A purchase agreement was reached late last week between Ed De Vries Properties and Grand Valley State University for the former A&P Warehouse at 38 Front Ave. SW, which De Vries Properties owned. GVSU will buy the property for $4.42 million.
The university plans to raze the four-story structure, which sits on the west bank of the Grand River just south of Fulton Street, and put up a new building for its Seidman College of Business. The business school is currently housed in the downtown Pew Campus at 401 W. Fulton St.
In the lawsuit GVSU filed in June in Kent County Circuit Court, the public university offered De Vries Properties $2.34 million for nearly two acres of land and the 100,000-square-foot building that sits on it. The property is near the U.S. 131 expressway, alongside the S-curve. The university’s board characterized the legal action as “necessary … in order to expand and enhance its educational facilities in the city of Grand Rapids, which will benefit the public.”
Mike De Vries, who manages the company with his father Ed, said they were still trying to understand the legal ramifications of the suit when the Business Journal first contacted him shortly after it was filed. He said then they were speaking with their attorney and hadn’t had a chance to decide what their next step would be.
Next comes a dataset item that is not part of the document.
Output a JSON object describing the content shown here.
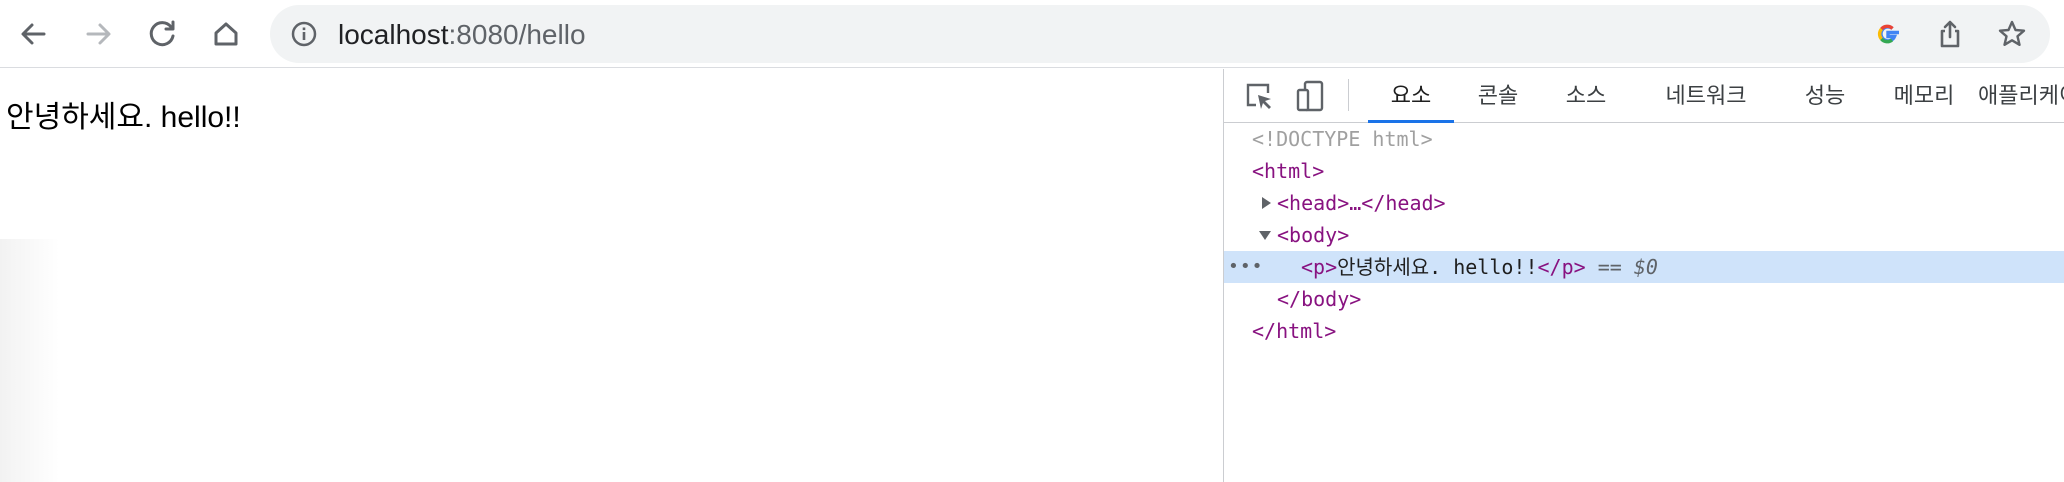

“I’m disappointed. I’m disappointed in the lawsuit itself, but also in the manner that we learned about it. We learned about it indirectly,” said Mike De Vries, who added that a third party, not GVSU, notified him of the legal filing.
Mike De Vries said he and his father had been in negotiations with the university for a long time and thought they had reached a purchase agreement late last year for a price that was roughly three times the amount GVSU cited in its legal document as “just compensation” for the property.
“They bounced around on what they said they wanted to do, and we always did our best to accommodate that. But it’s been a couple of years,” he said of how long ago the talks took place.
“It’s substantially more than their offer,” he said of the property’s value. “There aren’t a lot of large downtown parcels left. I don’t know if there are any.”
The De Vries property is 75,000 square feet, which means the $2.34 million purchase price named in the lawsuit works out to be $31.20 per square foot. In recent years, downtown parcels have sold from $55 to $70 per square foot. Downtown properties along the river have gone for even more.
A source in the commercial real estate industry, who wished not to be identified, said that two vacant buildings directly across the river from the De Vries warehouse sold for $168 per square foot more than a year ago. Those buildings are at 74 and 90 Market Ave. SW.
“It’s a large downtown riverfront parcel that, in addition to the land, has other components to it,” said Mike De Vries of the warehouse site. Two of those components are the revenue the firm receives from the building’s tenants and the lease income it receives from the cell towers on the site.
An eminent domain suit normally leaves a property owner with few options. A governmental entity that files this type of suit claims there isn’t a reasonable alternative available to the property it wants. So if a property owner can show there are other practical parcels to choose from, then he or she could win such a case.
An eminent-domain price must be based on an appraisal of the property, and a property owner can contest that price by filing a dependable counter-appraisal. An owner also can argue that a property’s value is worth more than the “just compensation” figure listed in the suit and file an appraisal of that value with the court. An owner also can argue that the government’s intended use for a site doesn’t actually serve a public purpose. The best solution, though, may be reaching an out-of-court settlement.
“We have had some productive discussions with Grand Valley,” said Mike DeVries when the Business Journal re-contacted him for the story, about a week before the potential agreement was reached.
The De Vries had been working with the university to redevelop the warehouse for the business school. Cornerstone Architects President Tom Nemitz was selected to redesign the building for that purpose. But that plan, which included an addition to the building, disintegrated last fall when the school said it wanted to put up a new structure on the site instead of redeveloping the warehouse. The university’s board told the De Vries at that time that GVSU would file an eminent-domain suit if they didn’t accept the school’s $2.34 million offer.
“There have been other real estate people and other business people who have just asked us, ‘What’s going on. What are these people doing to you?’ When it happens to you, you have kind of a strange feeling about it,” Mike De Vries said.